A federal Labor government would spend $200 million a year to improve disaster preparation in areas like the Blue Mountains and Hawkesbury.
Opposition leader Anthony Albanese announced Labor's Disaster Ready Fund on January 11, stating it would invest in projects such as evacuation centres, fire breaks, and telecommunications improvements.
The announcement of a dedicated mitigation fund was welcomed by IAG, the largest insurer in Australia.
"Over many years we've highlighted the importance of greater investment in mitigation initiatives to help protect communities before disasters strike and we welcome Labor's commitment to establish a fund dedicated to help achieve this," said IAG managing director and CEO, Nick Hawkins.
Federal Member for Macquarie Susan Templeman said people living in bushfire and flood-prone areas like the Blue Mountains and Hawkesbury "deserve to be protected by a federal government who plans ahead and invests to keep them safe".
The Labor MP said the Morrison Government had failed to improve resilience from bushfires and floods.
"The Morrison Government continues to sit on a $4.7 billion Emergency Response Fund (ERF) that, three years after it was announced, has not spent a cent on disaster recovery and has not completed a single disaster prevention project," she said
"The only thing it has done is earn the government more than $750 million in investment returns.
"Labor will revamp the failed ERF so that it spends up to $200 million per year for disaster prevention and resilience."

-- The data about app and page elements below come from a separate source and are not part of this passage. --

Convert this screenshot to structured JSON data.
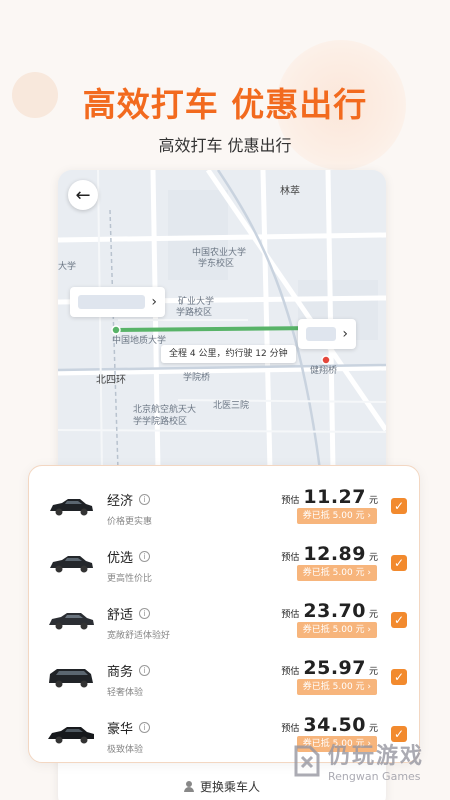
{
  "hero": {
    "title": "高效打车 优惠出行",
    "subtitle": "高效打车 优惠出行"
  },
  "map": {
    "labels": {
      "linCui": "林萃",
      "agri": "中国农业大学",
      "agri2": "学东校区",
      "mining": "矿业大学",
      "mining2": "学路校区",
      "daxue": "大学",
      "geo": "中国地质大学",
      "beisihuan": "北四环",
      "xueyuan": "学院桥",
      "beiyisan": "北医三院",
      "jianxiang": "健翔桥",
      "buaa": "北京航空航天大",
      "buaa2": "学学院路校区"
    },
    "route_pill": "全程 4 公里，约行驶 12 分钟"
  },
  "cars": [
    {
      "name": "经济",
      "desc": "价格更实惠",
      "est_label": "预估",
      "price": "11.27",
      "unit": "元",
      "coupon": "券已抵 5.00 元 ›"
    },
    {
      "name": "优选",
      "desc": "更高性价比",
      "est_label": "预估",
      "price": "12.89",
      "unit": "元",
      "coupon": "券已抵 5.00 元 ›"
    },
    {
      "name": "舒适",
      "desc": "宽敞舒适体验好",
      "est_label": "预估",
      "price": "23.70",
      "unit": "元",
      "coupon": "券已抵 5.00 元 ›"
    },
    {
      "name": "商务",
      "desc": "轻奢体验",
      "est_label": "预估",
      "price": "25.97",
      "unit": "元",
      "coupon": "券已抵 5.00 元 ›"
    },
    {
      "name": "豪华",
      "desc": "极致体验",
      "est_label": "预估",
      "price": "34.50",
      "unit": "元",
      "coupon": "券已抵 5.00 元 ›"
    }
  ],
  "switch_passenger": "更换乘车人",
  "watermark": {
    "cn": "仍玩游戏",
    "en": "Rengwan Games"
  },
  "colors": {
    "accent": "#f26a1e",
    "check": "#f28a2e",
    "coupon": "#f7b57c",
    "route": "#58b368"
  }
}
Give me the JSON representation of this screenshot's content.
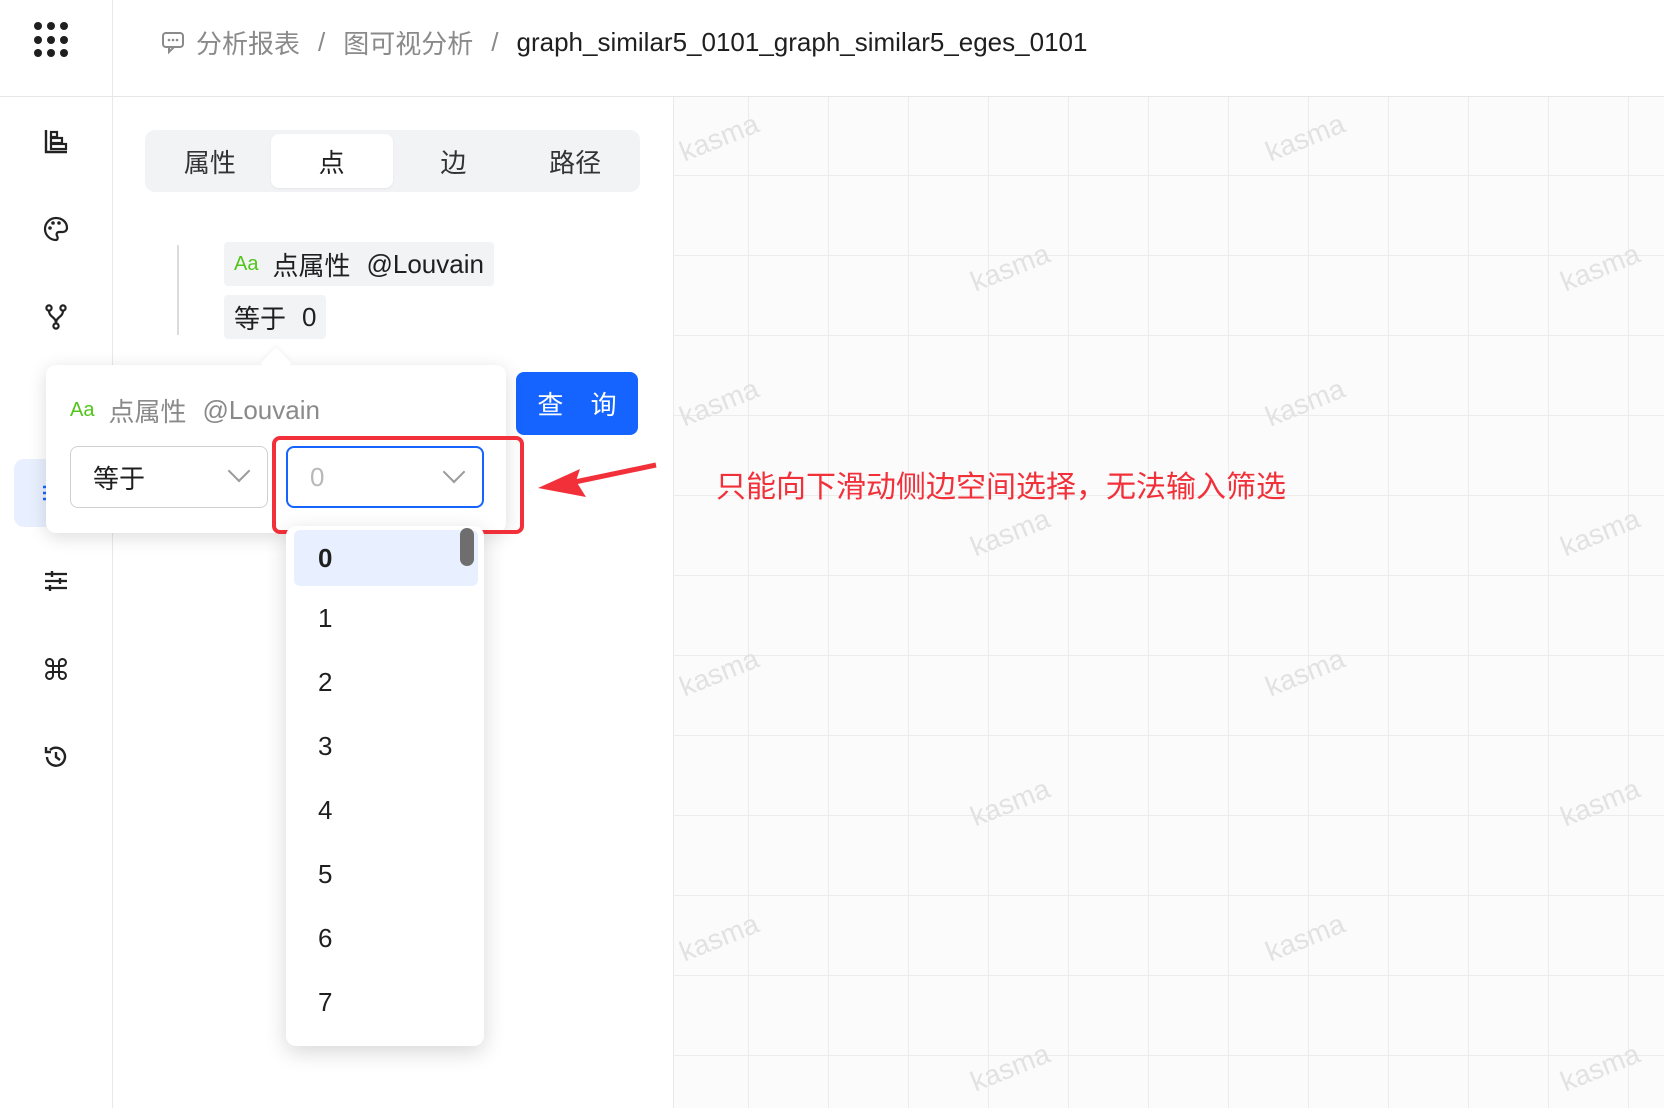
{
  "breadcrumb": {
    "items": [
      "分析报表",
      "图可视分析",
      "graph_similar5_0101_graph_similar5_eges_0101"
    ],
    "separator": "/"
  },
  "tabs": [
    "属性",
    "点",
    "边",
    "路径"
  ],
  "active_tab": "点",
  "filter": {
    "attr_icon": "Aa",
    "attr_label": "点属性",
    "attr_name": "@Louvain",
    "condition_op": "等于",
    "condition_value": "0"
  },
  "query_button": "查 询",
  "popover": {
    "title_icon": "Aa",
    "title_label": "点属性",
    "title_name": "@Louvain",
    "operator": "等于",
    "value_placeholder": "0"
  },
  "dropdown_options": [
    "0",
    "1",
    "2",
    "3",
    "4",
    "5",
    "6",
    "7"
  ],
  "annotation": "只能向下滑动侧边空间选择，无法输入筛选",
  "watermark": "kasma",
  "colors": {
    "primary": "#1664ff",
    "annotation_red": "#f2303a",
    "attr_green": "#52c41a"
  }
}
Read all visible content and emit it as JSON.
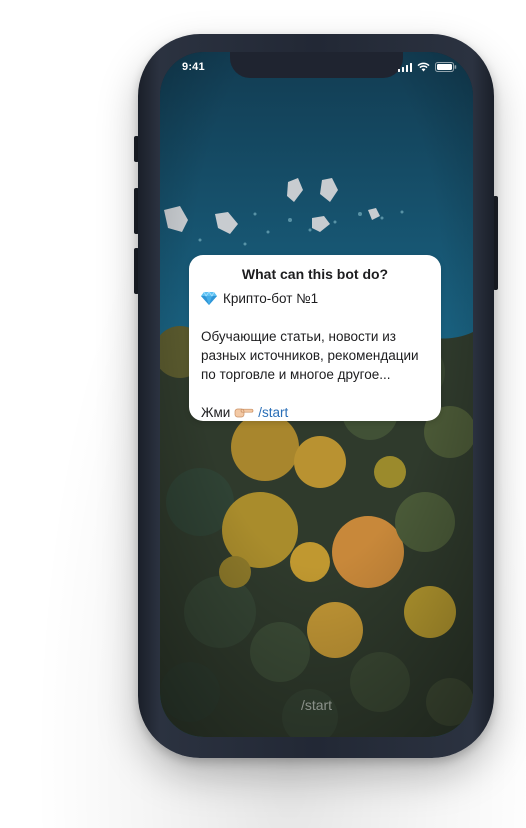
{
  "status_bar": {
    "time": "9:41",
    "icons": [
      "signal-icon",
      "wifi-icon",
      "battery-icon"
    ]
  },
  "bot_info_card": {
    "title": "What can this bot do?",
    "bot_name": "Крипто-бот №1",
    "description_lines": [
      "Обучающие статьи, новости из",
      "разных источников, рекомендации",
      "по торговле и многое другое..."
    ],
    "cta_text": "Жми",
    "cta_command": "/start",
    "link_color": "#2a6fb8",
    "icons": [
      "gem-icon",
      "pointing-hand-icon"
    ]
  },
  "bottom_bar": {
    "command_text": "/start"
  },
  "colors": {
    "phone_body": "#222835",
    "card_background": "#ffffff",
    "water": "#1e6f8f"
  }
}
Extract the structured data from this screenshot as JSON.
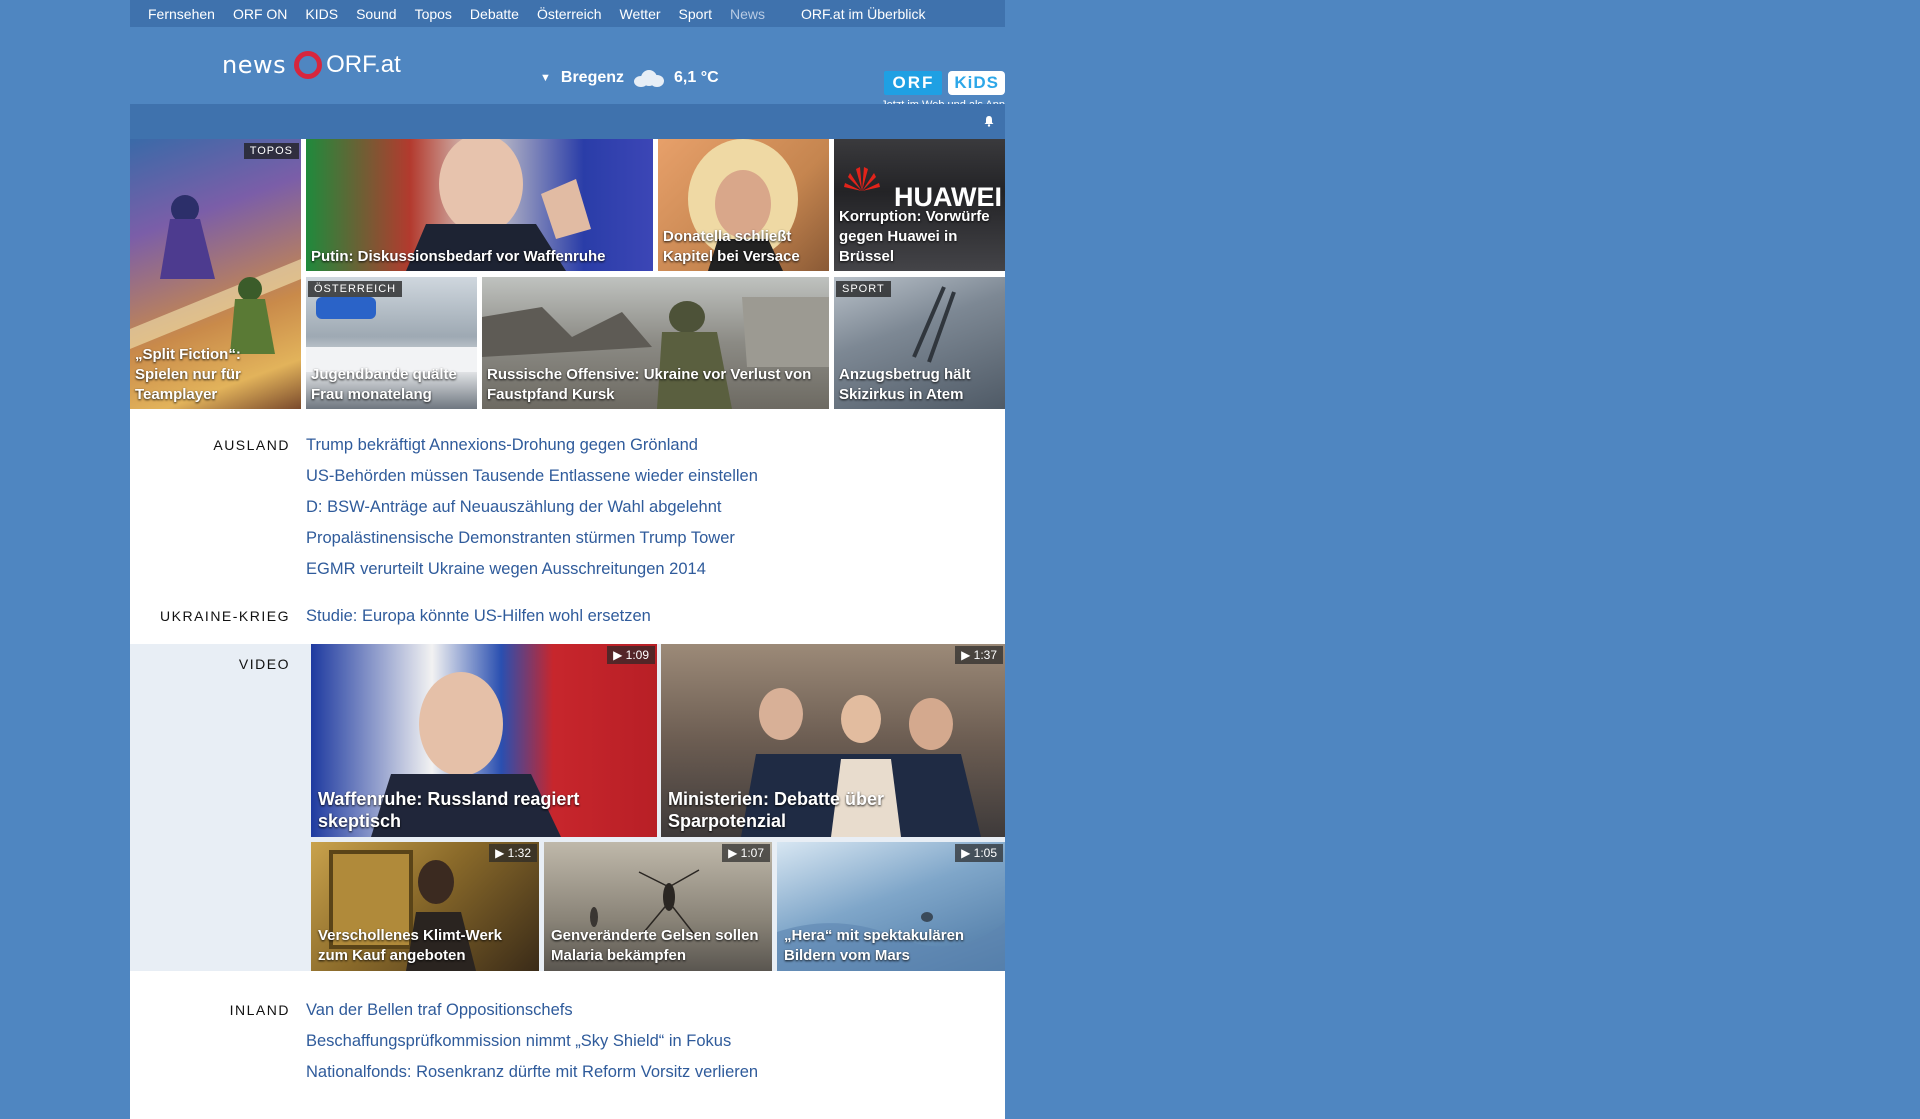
{
  "topnav": {
    "items": [
      "Fernsehen",
      "ORF ON",
      "KIDS",
      "Sound",
      "Topos",
      "Debatte",
      "Österreich",
      "Wetter",
      "Sport",
      "News"
    ],
    "overview": "ORF.at im Überblick"
  },
  "header": {
    "logo_news": "news",
    "logo_orf": "ORF.at",
    "weather_city": "Bregenz",
    "weather_temp": "6,1 °C",
    "kids_orf": "ORF",
    "kids_kids": "KiDS",
    "kids_tagline": "Jetzt im Web und als App"
  },
  "tiles": [
    {
      "caption": "„Split Fiction“: Spielen nur für Teamplayer",
      "badge": "TOPOS"
    },
    {
      "caption": "Putin: Diskussionsbedarf vor Waffenruhe",
      "badge": ""
    },
    {
      "caption": "Donatella schließt Kapitel bei Versace",
      "badge": ""
    },
    {
      "caption": "Korruption: Vorwürfe gegen Huawei in Brüssel",
      "badge": "",
      "brand_text": "HUAWEI"
    },
    {
      "caption": "Jugendbande quälte Frau monatelang",
      "badge": "ÖSTERREICH"
    },
    {
      "caption": "Russische Offensive: Ukraine vor Verlust von Faustpfand Kursk",
      "badge": ""
    },
    {
      "caption": "Anzugsbetrug hält Skizirkus in Atem",
      "badge": "SPORT"
    }
  ],
  "sections": {
    "ausland": {
      "label": "AUSLAND",
      "links": [
        "Trump bekräftigt Annexions-Drohung gegen Grönland",
        "US-Behörden müssen Tausende Entlassene wieder einstellen",
        "D: BSW-Anträge auf Neuauszählung der Wahl abgelehnt",
        "Propalästinensische Demonstranten stürmen Trump Tower",
        "EGMR verurteilt Ukraine wegen Ausschreitungen 2014"
      ]
    },
    "ukraine": {
      "label": "UKRAINE-KRIEG",
      "links": [
        "Studie: Europa könnte US-Hilfen wohl ersetzen"
      ]
    },
    "video": {
      "label": "VIDEO",
      "items": [
        {
          "caption": "Waffenruhe: Russland reagiert skeptisch",
          "duration": "1:09"
        },
        {
          "caption": "Ministerien: Debatte über Sparpotenzial",
          "duration": "1:37"
        },
        {
          "caption": "Verschollenes Klimt-Werk zum Kauf angeboten",
          "duration": "1:32"
        },
        {
          "caption": "Genveränderte Gelsen sollen Malaria bekämpfen",
          "duration": "1:07"
        },
        {
          "caption": "„Hera“ mit spektakulären Bildern vom Mars",
          "duration": "1:05"
        }
      ]
    },
    "inland": {
      "label": "INLAND",
      "links": [
        "Van der Bellen traf Oppositionschefs",
        "Beschaffungsprüfkommission nimmt „Sky Shield“ in Fokus",
        "Nationalfonds: Rosenkranz dürfte mit Reform Vorsitz verlieren"
      ]
    }
  }
}
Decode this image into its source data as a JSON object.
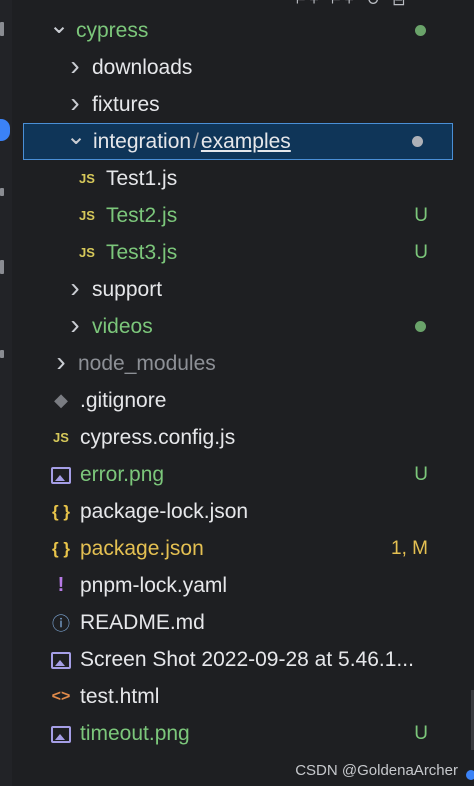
{
  "tree": {
    "cypress": {
      "label": "cypress"
    },
    "downloads": {
      "label": "downloads"
    },
    "fixtures": {
      "label": "fixtures"
    },
    "integration": {
      "label": "integration",
      "sep": "/",
      "sub": "examples"
    },
    "test1": {
      "label": "Test1.js",
      "icon": "JS"
    },
    "test2": {
      "label": "Test2.js",
      "icon": "JS",
      "status": "U"
    },
    "test3": {
      "label": "Test3.js",
      "icon": "JS",
      "status": "U"
    },
    "support": {
      "label": "support"
    },
    "videos": {
      "label": "videos"
    },
    "node_modules": {
      "label": "node_modules"
    },
    "gitignore": {
      "label": ".gitignore"
    },
    "cypress_config": {
      "label": "cypress.config.js",
      "icon": "JS"
    },
    "error_png": {
      "label": "error.png",
      "status": "U"
    },
    "package_lock": {
      "label": "package-lock.json",
      "icon": "{ }"
    },
    "package_json": {
      "label": "package.json",
      "icon": "{ }",
      "status": "1, M"
    },
    "pnpm_lock": {
      "label": "pnpm-lock.yaml",
      "icon": "!"
    },
    "readme": {
      "label": "README.md",
      "icon": "ⓘ"
    },
    "screenshot": {
      "label": "Screen Shot 2022-09-28 at 5.46.1..."
    },
    "test_html": {
      "label": "test.html",
      "icon": "<>"
    },
    "timeout_png": {
      "label": "timeout.png",
      "status": "U"
    }
  },
  "watermark": "CSDN @GoldenaArcher",
  "colors": {
    "untracked": "#7cc77b",
    "modified": "#e4c052",
    "selection": "#0f3558",
    "selection_border": "#4a8fd6"
  }
}
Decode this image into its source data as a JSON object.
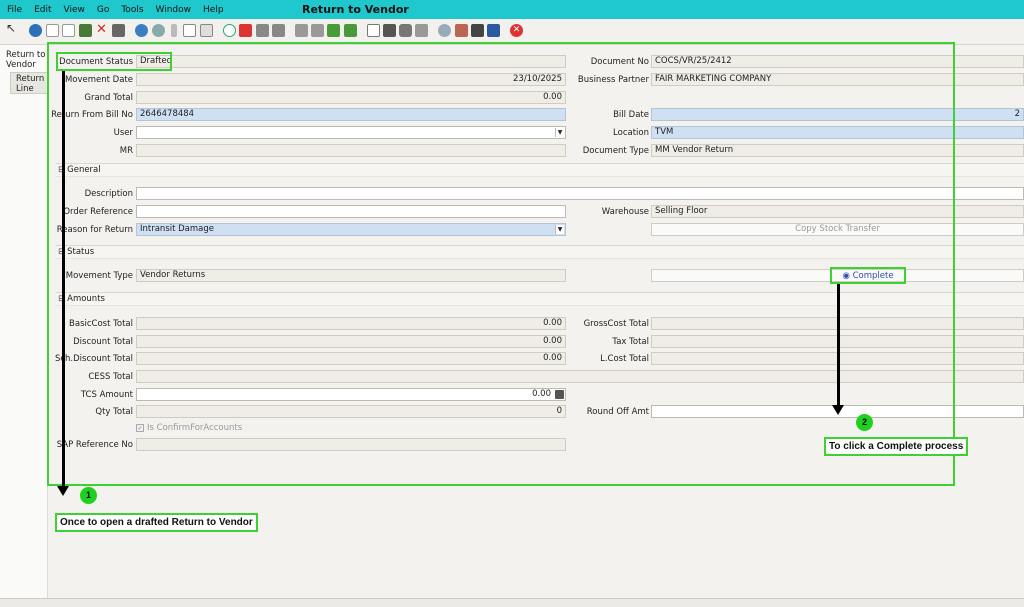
{
  "menu": {
    "items": [
      "File",
      "Edit",
      "View",
      "Go",
      "Tools",
      "Window",
      "Help"
    ],
    "window_title": "Return to Vendor"
  },
  "sidebar": {
    "tab_main": "Return to Vendor",
    "tab_line": "Return Line"
  },
  "form": {
    "document_status": {
      "label": "Document Status",
      "value": "Drafted"
    },
    "document_no": {
      "label": "Document No",
      "value": "COCS/VR/25/2412"
    },
    "movement_date": {
      "label": "Movement Date",
      "value": "23/10/2025"
    },
    "business_partner": {
      "label": "Business Partner",
      "value": "FAIR MARKETING COMPANY"
    },
    "grand_total": {
      "label": "Grand Total",
      "value": "0.00"
    },
    "return_from_bill_no": {
      "label": "Return From Bill No",
      "value": "2646478484"
    },
    "bill_date": {
      "label": "Bill Date",
      "value": "2"
    },
    "user": {
      "label": "User",
      "value": ""
    },
    "location": {
      "label": "Location",
      "value": "TVM"
    },
    "mr": {
      "label": "MR",
      "value": ""
    },
    "document_type": {
      "label": "Document Type",
      "value": "MM Vendor Return"
    }
  },
  "general": {
    "header": "General",
    "description": {
      "label": "Description",
      "value": ""
    },
    "order_reference": {
      "label": "Order Reference",
      "value": ""
    },
    "warehouse": {
      "label": "Warehouse",
      "value": "Selling Floor"
    },
    "reason_for_return": {
      "label": "Reason for Return",
      "value": "Intransit Damage"
    },
    "copy_stock_transfer": "Copy Stock Transfer"
  },
  "status": {
    "header": "Status",
    "movement_type": {
      "label": "Movement Type",
      "value": "Vendor Returns"
    },
    "complete_button": "Complete"
  },
  "amounts": {
    "header": "Amounts",
    "basic_cost_total": {
      "label": "BasicCost Total",
      "value": "0.00"
    },
    "gross_cost_total": {
      "label": "GrossCost Total",
      "value": ""
    },
    "discount_total": {
      "label": "Discount Total",
      "value": "0.00"
    },
    "tax_total": {
      "label": "Tax Total",
      "value": ""
    },
    "sch_discount_total": {
      "label": "Sch.Discount Total",
      "value": "0.00"
    },
    "l_cost_total": {
      "label": "L.Cost Total",
      "value": ""
    },
    "cess_total": {
      "label": "CESS Total",
      "value": ""
    },
    "tcs_amount": {
      "label": "TCS Amount",
      "value": "0.00"
    },
    "qty_total": {
      "label": "Qty Total",
      "value": "0"
    },
    "round_off_amt": {
      "label": "Round Off Amt",
      "value": ""
    },
    "is_confirm_for_accounts": "Is ConfirmForAccounts",
    "sap_reference_no": {
      "label": "SAP Reference No",
      "value": ""
    }
  },
  "annotations": {
    "step1_number": "1",
    "step1_text": "Once to open a drafted Return to Vendor",
    "step2_number": "2",
    "step2_text": "To click a Complete process"
  },
  "colors": {
    "menubar": "#1ec8cc",
    "highlight": "#3ed134",
    "field_blue": "#cfe0f2"
  }
}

But Liberal Senator Marise Payne hit back strongly at the announcement, accusing Ms Templeman of "shamelessly playing politics with bushfire recovery".
"In October last year, Ms Templeman suggested the government had not invested in Indigenous fire management practices, when in fact the Dharug Ngurra Aboriginal Corporation has received over $160,000 in federal funding to work with the NSW National Parks and Wildlife Service to undertake cultural burning workshops at Yellomundee Regional Park," she said.
The foreign minister said the federal government had provided more than $12 billion to the states and territories through disaster recovery funding arrangements over the last decade.
Ms Templeman rejected the attack, which she characterised as government "spin".
"If the foreign minister thinks that the Morrison Government has delivered any significant disaster mitigation in the Blue Mountains and the Hawkesbury last two years she's deluding herself... I'll leave the Liberals to spin - I'm more interested in rolling up my sleeves and simply fighting to get what our community needs," she said.
"I fought long and hard to make sure that federal repair and recovery funding would flow through to my region, but even now we are still waiting on the government to reveal who will be the winners in the disaster preparedness fund, two years after the fires and, funnily enough, in time for an election."
Ms Templeman said she has taken a bipartisan approach to disasters in the Blue Mountains and Hawkesbury, and Senator Payne knew this.
"I'll never apologise for wanting to do more to protect my community from natural disasters that we face with increasing frequency," she said.
Under Labor's plan, funding would be matched by state or local governments, providing up to $400 million annually for investment in disaster prevention and resilience.